There had been no negotiations with EU member states; no agreement within her Cabinet. She started the two-year clock ticking without a clue about what she could achieve. It was an utterly reckless decision by a Prime Minister which generations of history students will learn about for decades to come.
The UK Tory government gave the impression that that was it: the decision was final.
But Lord Kerr, the author of the Article 50 notice, has said the Government can withdraw its letter and stop the process if it wishes to.
Jean-Claude Piris, the former head of the European Council’s legal service, has also said: “Article 50 is based on the principle that withdrawing from the EU is a unilateral decision.
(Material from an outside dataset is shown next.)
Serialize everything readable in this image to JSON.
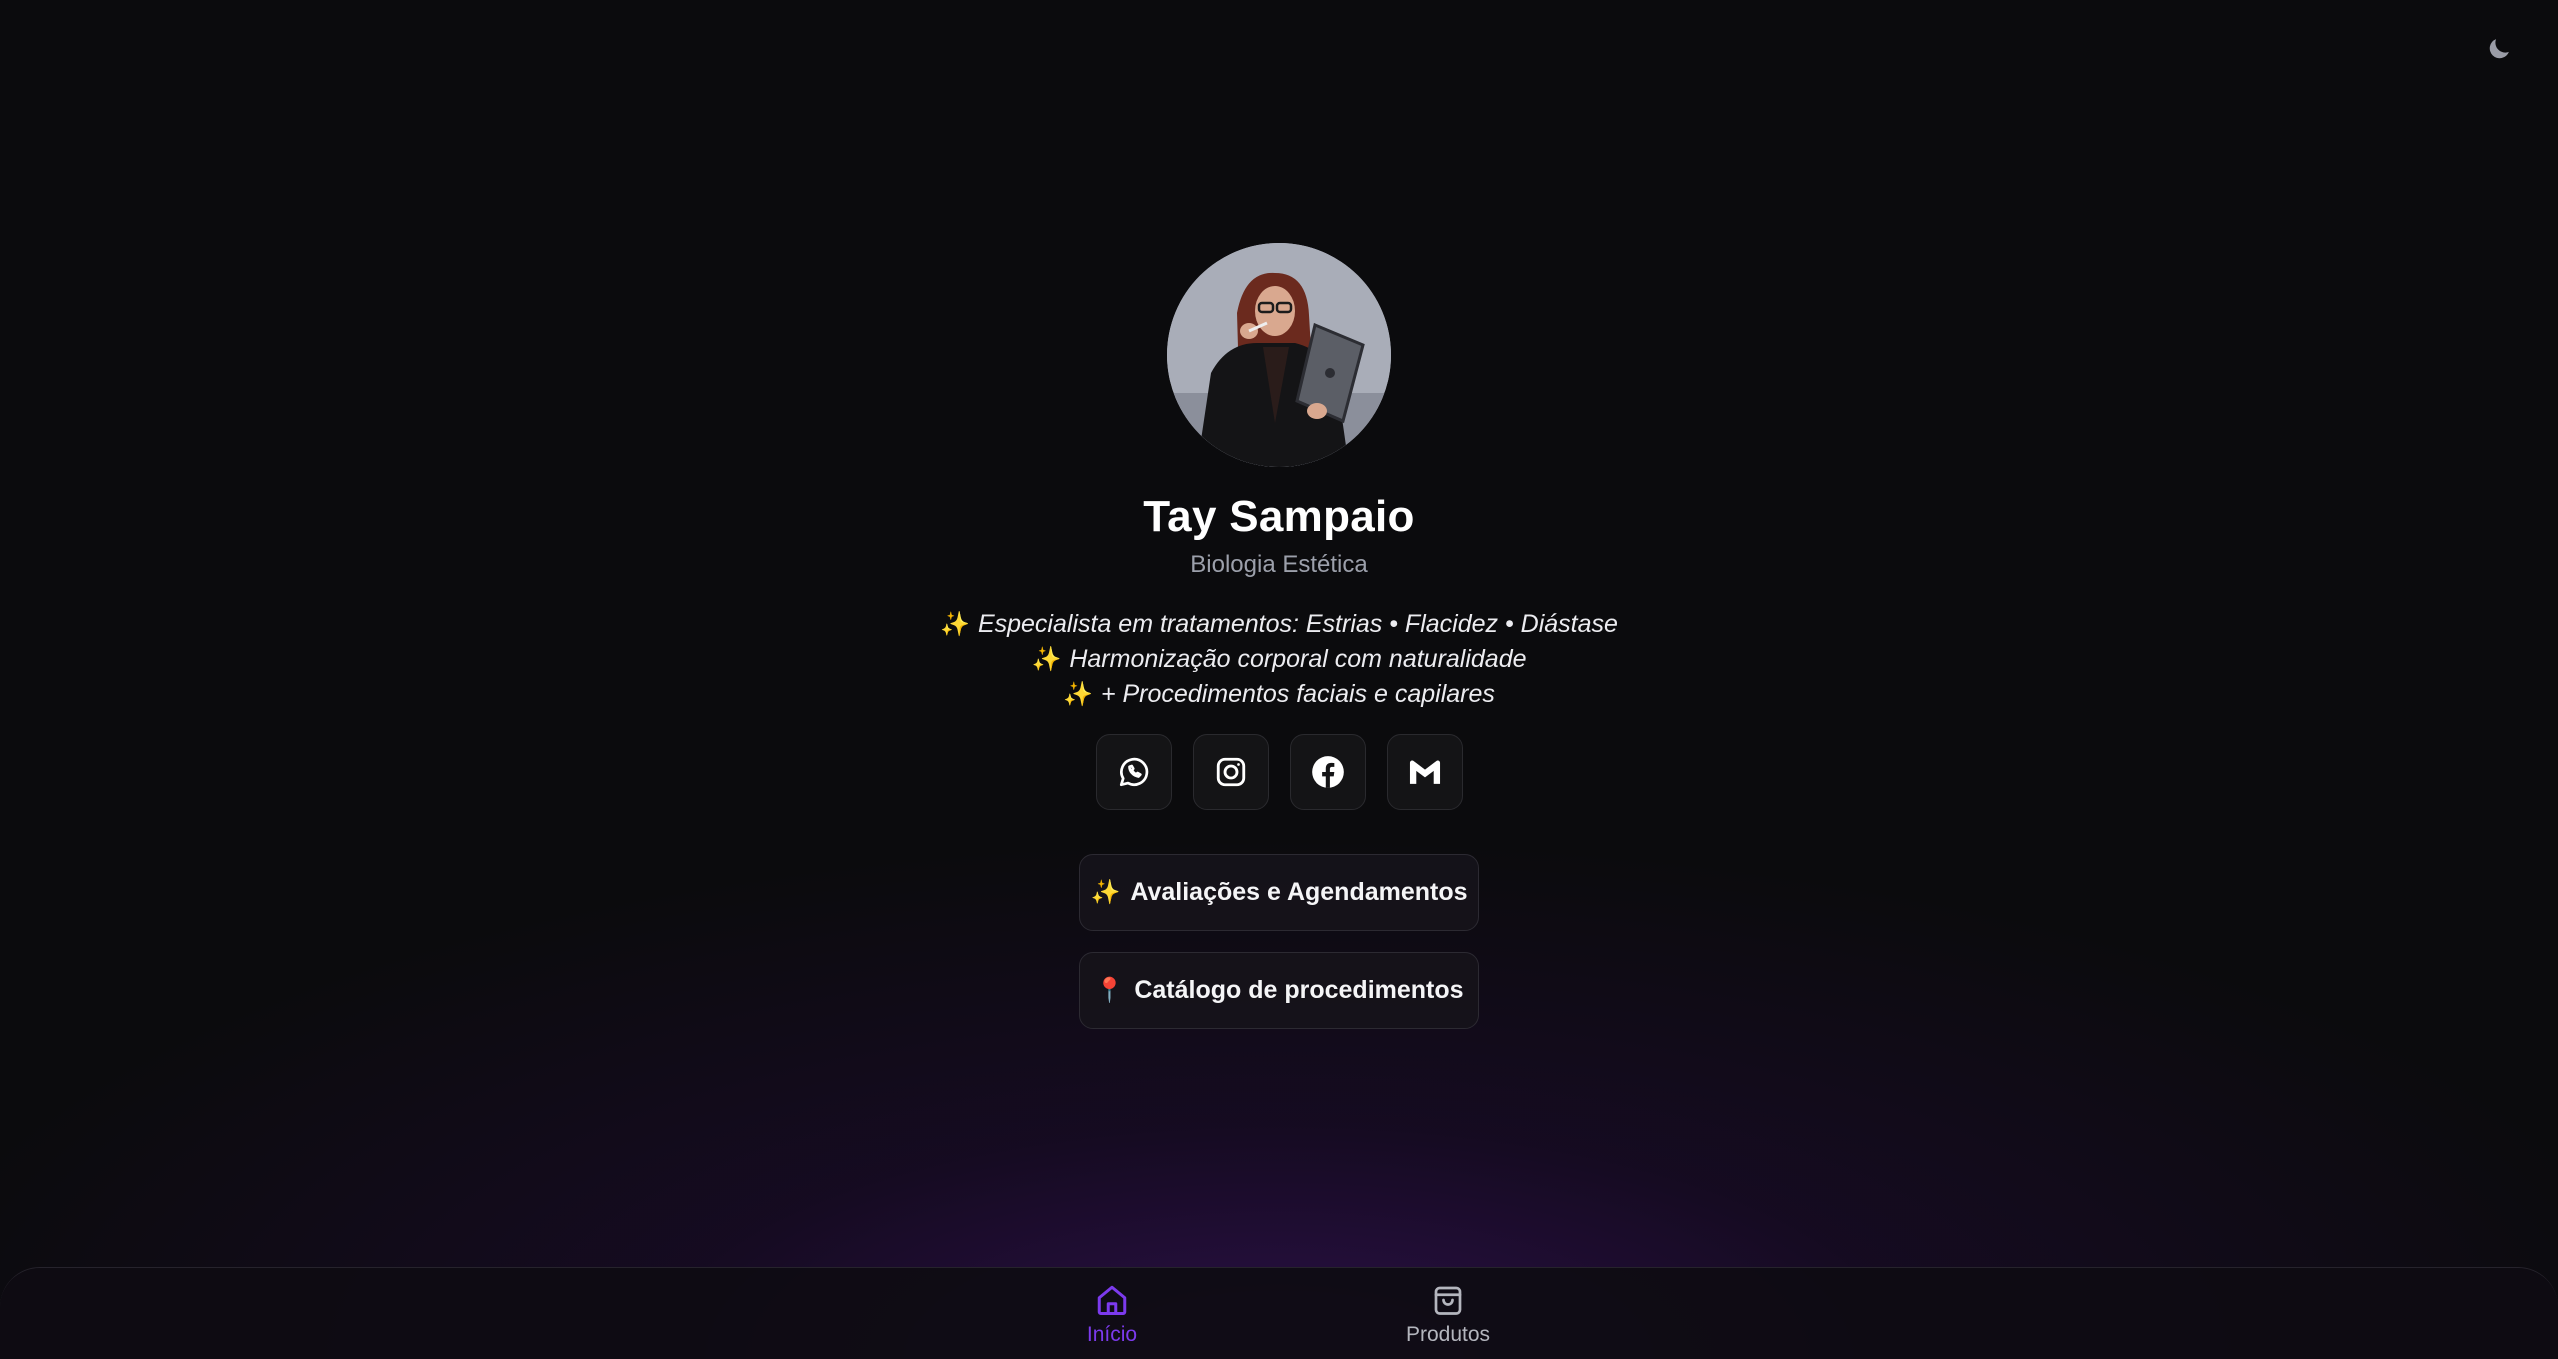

Nobody can force a state to leave.”
So we lodged papers in the Scottish courts, seeking a ruling from the national court to the ECJ for a definitive ruling – bearing in mind that the Article 50 process has never been used before.
Our first attempt failed – a Court of Session judge initially felt the issue was hypothetical as the UK Government had stated it did not intend to halt the process.
But our appeal was successful, as Scotland’s most senior judge, Lord Carloway, determined it was clear – in terms of the European Union (Withdrawal) Act – that MPs will be required to vote on whether to ratify the Brexit deal.
It is neither academic nor premature to ask whether it is legally competent to revoke the Article 50 notification.
The Court of Session sent a reference to the ECJ seeking a ruling, but the UK Government – in an act of sheer desperation – lodged an appeal at the Supreme Court in London. This was quickly dismissed, as the court confirmed it is the ECJ which “must assume responsibility for the subsequent judicial decision”.
So that is how we have got to today.
Since the legal process began, “Chequers” has come and gone, and the Prime Minister’s worst-of-all-worlds deal was agreed by the EU at the weekend.
It’s a bad deal for the economy with no guarantee of frictionless trade in the future; it’s a bad deal for workers with no guarantees that Britain will keep EU standards on workers’ rights; and it’s a bad deal for consumers with no guarantees on continued consumer rights.
The end of free movement will be harmful for economic growth here at home, but also for young people who will be denied the opportunity to travel, work, live, love and explore throughout the whole of the EU. It’s a deal which should be voted down by MPs in the Commons.
I very much hope the Luxembourg verdict is known before that meaningful vote takes place in Parliament. MPs should await the outcome, as a positive verdict would give them the option of pausing Brexit – not just picking between the dreadful choice of Mrs May’s deal or no-deal.
I am confident this alternative will be available. We must hold our nerve. We owe it to every voter in the UK to ensure that all avenues are fully explored.
Why are we running headlong towards this fork in the road where the signposts are ‘deal’ or ‘no deal’? Let’s pause before we reach the fork and reconsider our options.
Or – even better – let’s build an alternative path that’s signposted ‘people’s vote’. On this route we can put control back in the hands of the public – and let them decide if this Brexit chaos is really worth it.
Catherine Stihler is a Labour MEP for Scotland.